13 For I do not mean that others should be eased and you burdened, but that as a matter of fairness 14 your abundance at the present time should supply their need, so that their abundance may supply your need, that there may be fairness. 15 As it is written, “Whoever gathered much had nothing left over, and whoever gathered little had no lack.” 2 Corinthians 8:13-15The fascinating subject of this section is fairness, namely that as those believers who are giving out of their abundance minister to those who are in need, there may be occasion where the grace is returned, again if the Jerusalem believers should have abundance and the others be in need. This is buttressed by a quotation of Exodus 16:18, specifically a reference to the Israelite gathering of manna that God had supplied them. The use of this reference not only highlights the reality of the relationship (typological) between OC Israel and the NC New Israel, but it also serves to highlight the unity of believers despite their geographical separation.

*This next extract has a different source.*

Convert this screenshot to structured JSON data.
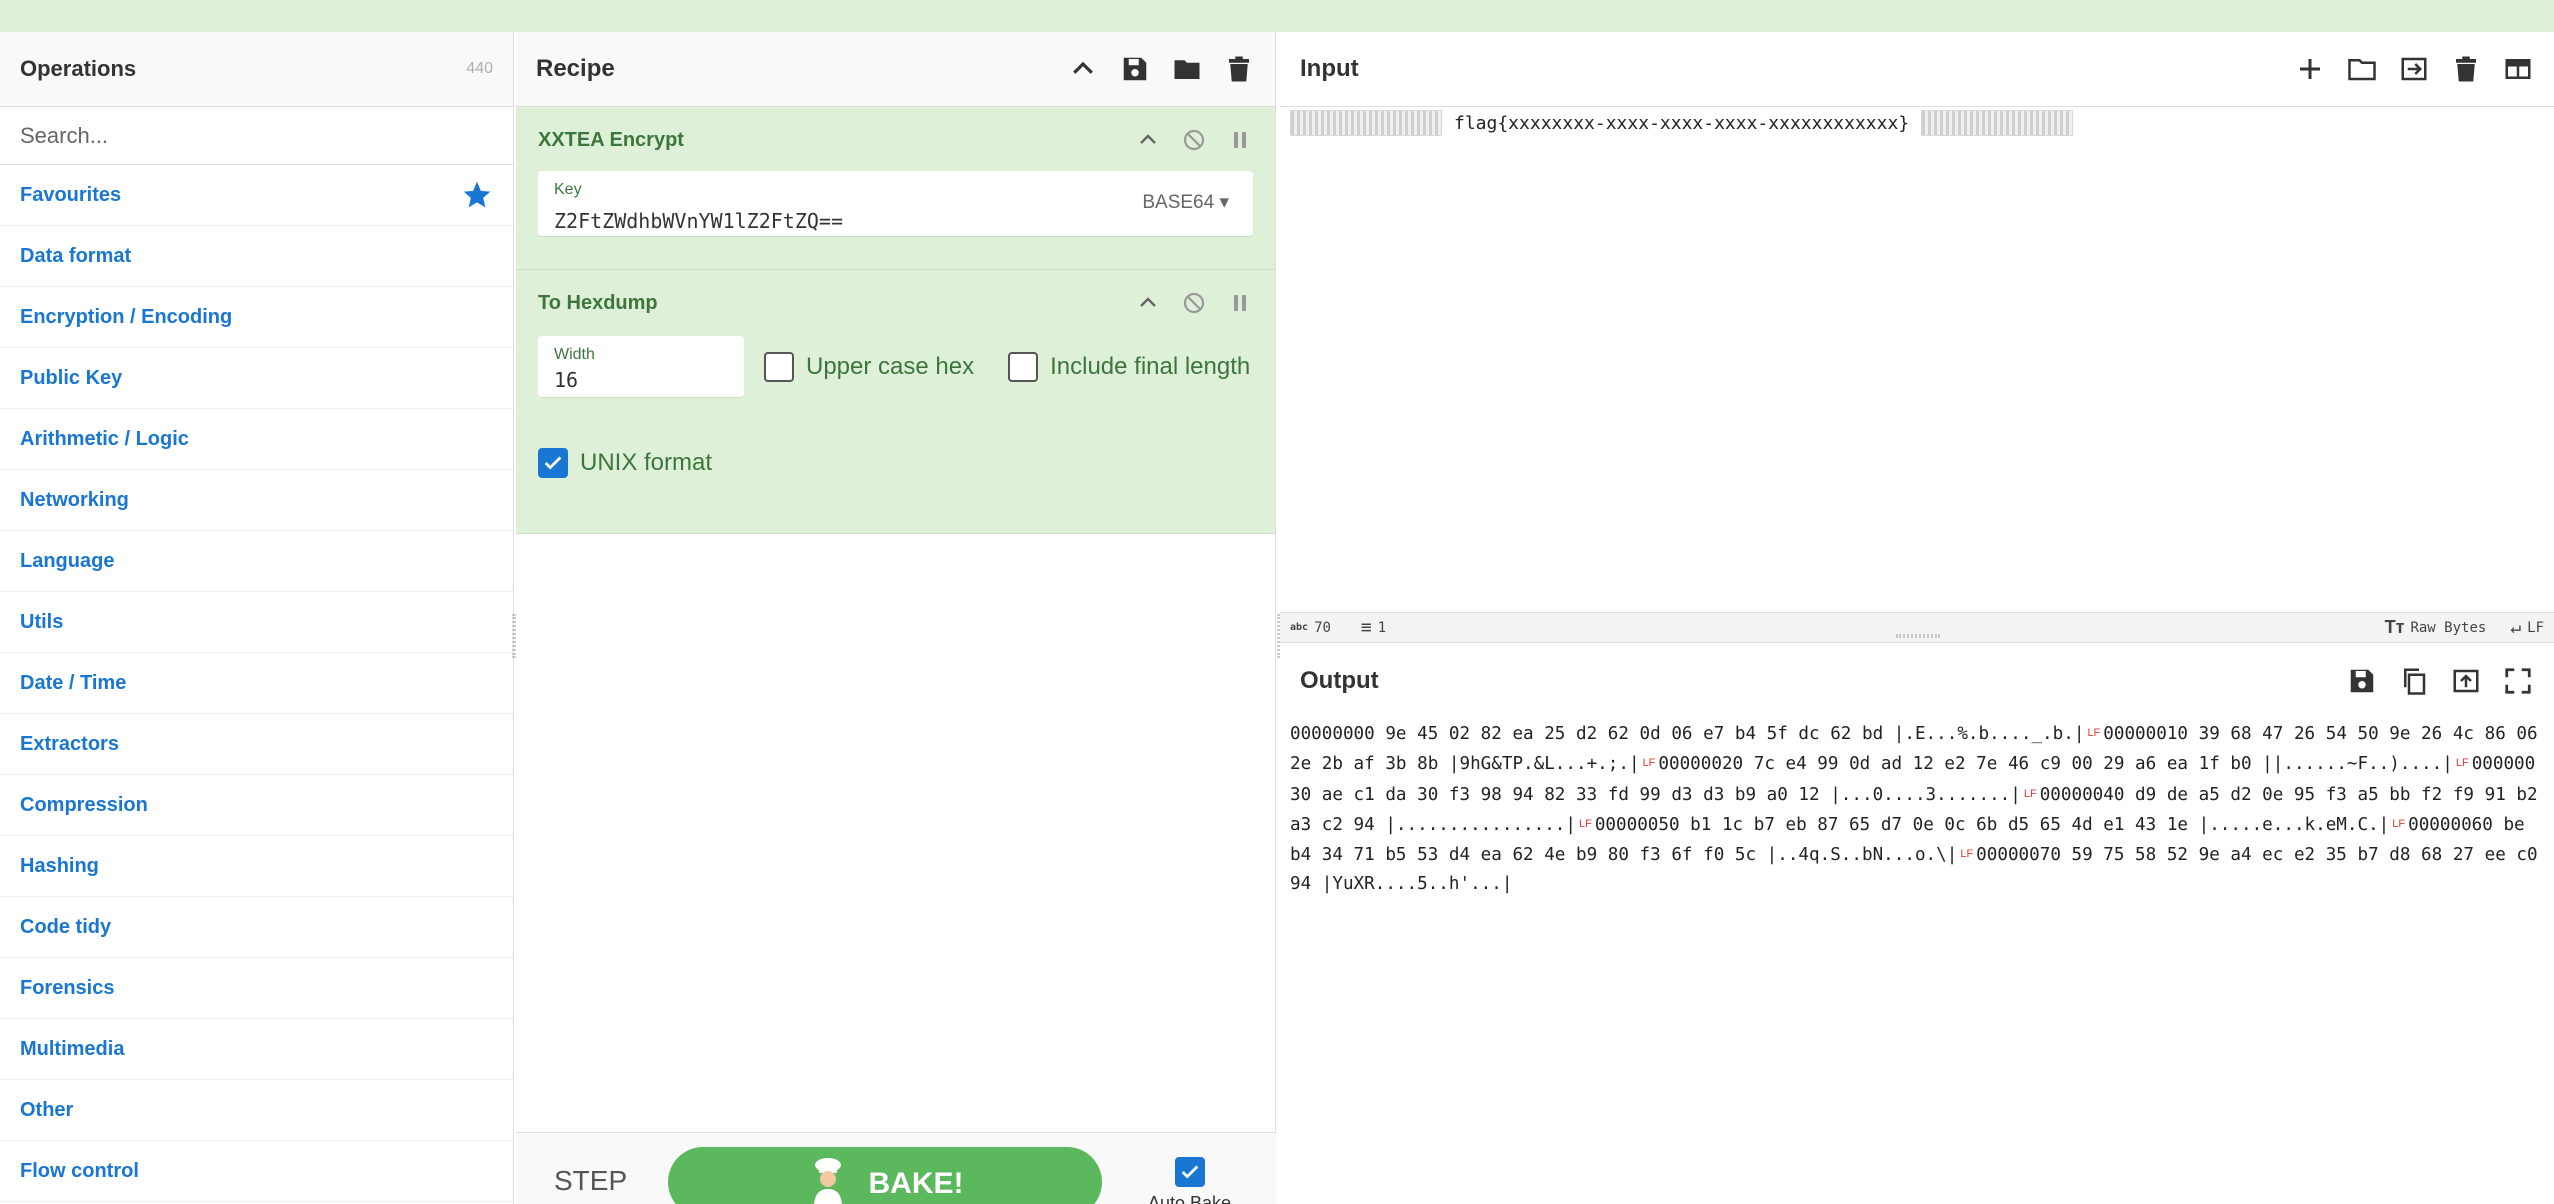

Under the Old Covenant the people of God were geographically united (though for a short time) in the Promised Land, while under the New Covenant the people of God are scattered throughout the world. Despite this, and with the expectation that one day our Lord will return to gather His people together so that where He is, there we may be also, there is a unity and more than this there is a cooperation. The believers throughout the Roman Empire during the first century were unified in their cooperation to make a collection to aid the believers in Jerusalem. What a fascinating example of grace and love among believers, who in reality probably did not even know each other personally. In effect, this is an application of the earlier principle of fairness and ensuring that all needs among them are met as found in Acts 2:44-45

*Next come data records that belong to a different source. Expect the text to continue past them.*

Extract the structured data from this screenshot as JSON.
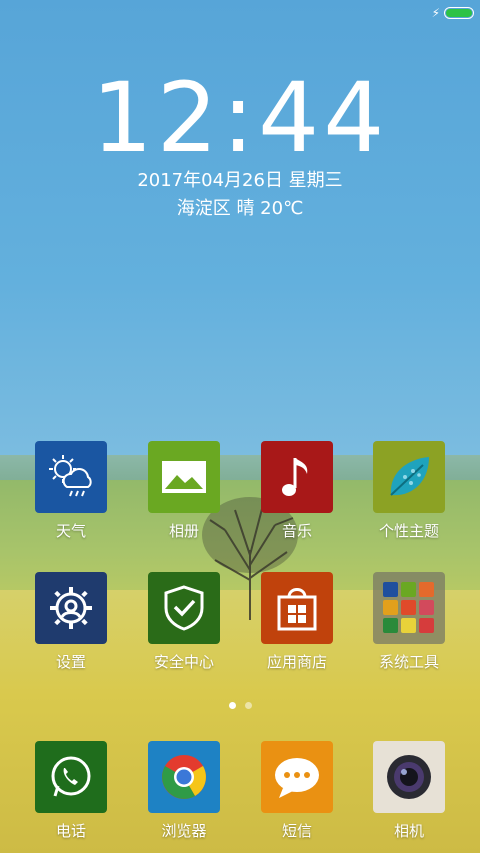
{
  "status_bar": {
    "battery_color": "#2ec246"
  },
  "lock": {
    "time": "12:44",
    "date": "2017年04月26日 星期三",
    "weather": "海淀区 晴 20℃"
  },
  "apps": [
    {
      "label": "天气",
      "icon": "weather-icon",
      "color": "#1a56a2"
    },
    {
      "label": "相册",
      "icon": "gallery-icon",
      "color": "#6aa822"
    },
    {
      "label": "音乐",
      "icon": "music-icon",
      "color": "#a81818"
    },
    {
      "label": "个性主题",
      "icon": "theme-leaf-icon",
      "color": "#8ca224"
    },
    {
      "label": "设置",
      "icon": "gear-icon",
      "color": "#1f3b6e"
    },
    {
      "label": "安全中心",
      "icon": "shield-icon",
      "color": "#2a6b18"
    },
    {
      "label": "应用商店",
      "icon": "store-bag-icon",
      "color": "#c0420c"
    },
    {
      "label": "系统工具",
      "icon": "folder-icon",
      "color": "#8a8a66"
    }
  ],
  "pager": {
    "pages": 2,
    "active": 1
  },
  "dock": [
    {
      "label": "电话",
      "icon": "phone-icon",
      "color": "#1f6d1c"
    },
    {
      "label": "浏览器",
      "icon": "browser-icon",
      "color": "#1e82c4"
    },
    {
      "label": "短信",
      "icon": "sms-icon",
      "color": "#ea9112"
    },
    {
      "label": "相机",
      "icon": "camera-icon",
      "color": "#e7e1d6"
    }
  ]
}
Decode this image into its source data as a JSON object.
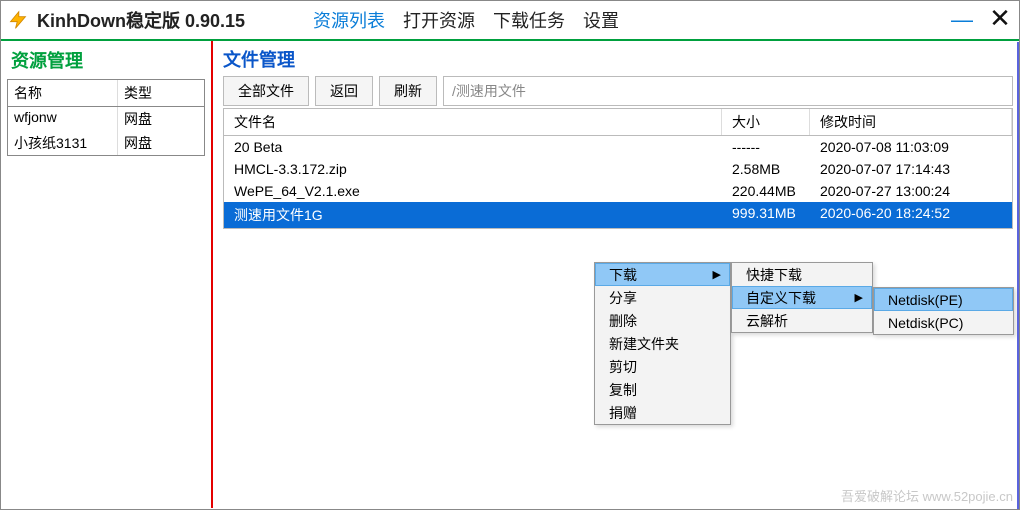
{
  "app_title": "KinhDown稳定版 0.90.15",
  "nav": {
    "items": [
      "资源列表",
      "打开资源",
      "下载任务",
      "设置"
    ],
    "active_index": 0
  },
  "sidebar": {
    "title": "资源管理",
    "cols": [
      "名称",
      "类型"
    ],
    "rows": [
      {
        "name": "wfjonw",
        "type": "网盘"
      },
      {
        "name": "小孩纸3131",
        "type": "网盘"
      }
    ]
  },
  "main": {
    "title": "文件管理",
    "toolbar": {
      "all": "全部文件",
      "back": "返回",
      "refresh": "刷新",
      "path": "/测速用文件"
    },
    "cols": {
      "name": "文件名",
      "size": "大小",
      "time": "修改时间"
    },
    "files": [
      {
        "name": "20 Beta",
        "size": "------",
        "time": "2020-07-08 11:03:09"
      },
      {
        "name": "HMCL-3.3.172.zip",
        "size": "2.58MB",
        "time": "2020-07-07 17:14:43"
      },
      {
        "name": "WePE_64_V2.1.exe",
        "size": "220.44MB",
        "time": "2020-07-27 13:00:24"
      },
      {
        "name": "测速用文件1G",
        "size": "999.31MB",
        "time": "2020-06-20 18:24:52"
      }
    ],
    "selected_index": 3
  },
  "context_menu": {
    "level1": [
      "下载",
      "分享",
      "删除",
      "新建文件夹",
      "剪切",
      "复制",
      "捐赠"
    ],
    "level1_hi": 0,
    "level2": [
      "快捷下载",
      "自定义下载",
      "云解析"
    ],
    "level2_hi": 1,
    "level3": [
      "Netdisk(PE)",
      "Netdisk(PC)"
    ],
    "level3_hi": 0
  },
  "watermark": "吾爱破解论坛  www.52pojie.cn"
}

Now all who believed were together, and had all things in common, and sold their possessions and goods, and divided them among all, as anyone had need. Acts 2:44-45The application before us today is, do we see this cooperation among God’s people today? Think about this first within your neighborhood or city, are the believers – and I mean genuine Christ-loving believers, united together in a spirit of cooperation out of love and grace for each other? Does that expand to your county, region, or state?

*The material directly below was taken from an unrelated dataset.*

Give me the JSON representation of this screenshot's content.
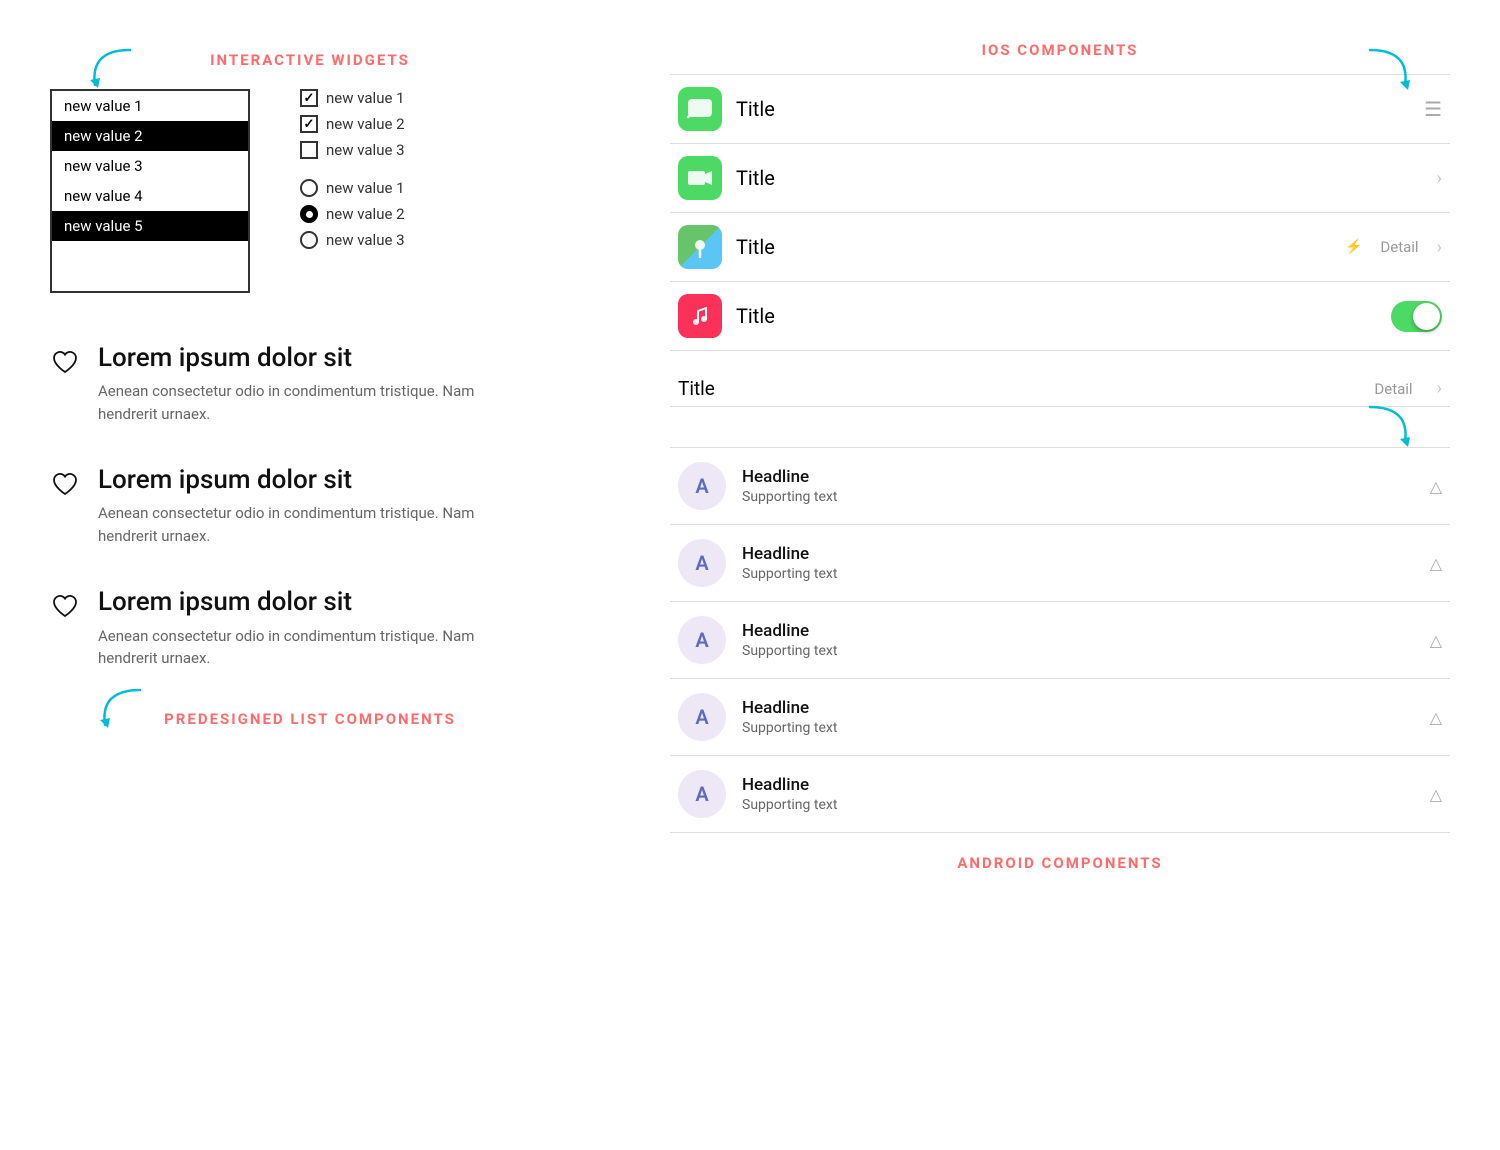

Or are we more likely to see what amounts to competition? We may not like to admit it, but how many of our churches are comprised of believers who have defected from other churches? How many of our churches are aware of the needs of other believers, or churches if you like, on the same block? Do we even know the believers at the churches down the street or even right next door? Do we desire that both our church and the one next door grow in their ministry? Is that possible without competing interests? Do we find that our churches are much more divided along denominational lines that cause us to close our hands and hearts to one another, or perhaps not even recognize each other?
This is not ecumenicty for its own sake, it is simply pointing out that in Scripture the believers were much more united than we see today. There was much more a spirit of cooperation and far more interest beyond the four walls of a building. This may lead one to wonder why this is? Perhaps it is a product of wealth and self-sufficiency. Or maybe it is more the case, as our Lord says, “For you say, I am rich, I have prospered, and I need nothing, not realizing that you are wretched, pitiable, poor, blind, and naked.” As one reads the New Testament, what they find is an overarching spirit of cooperation that rises out of genuine love for God and love for neighbor. More often than not it seems as though we’ve lost, or perhaps never grasped, this concept from Scripture.
May our hearts be convicted for narrowing the family of God.
*This cooperation is in no way downplaying the importance of doctrinal faithfulness. All things being equal, it has been my experience that we simply do not know our (Christian) neighbor, “But he, desiring to justify himself, said to Jesus, “And who is my neighbor?'” Luke 10:29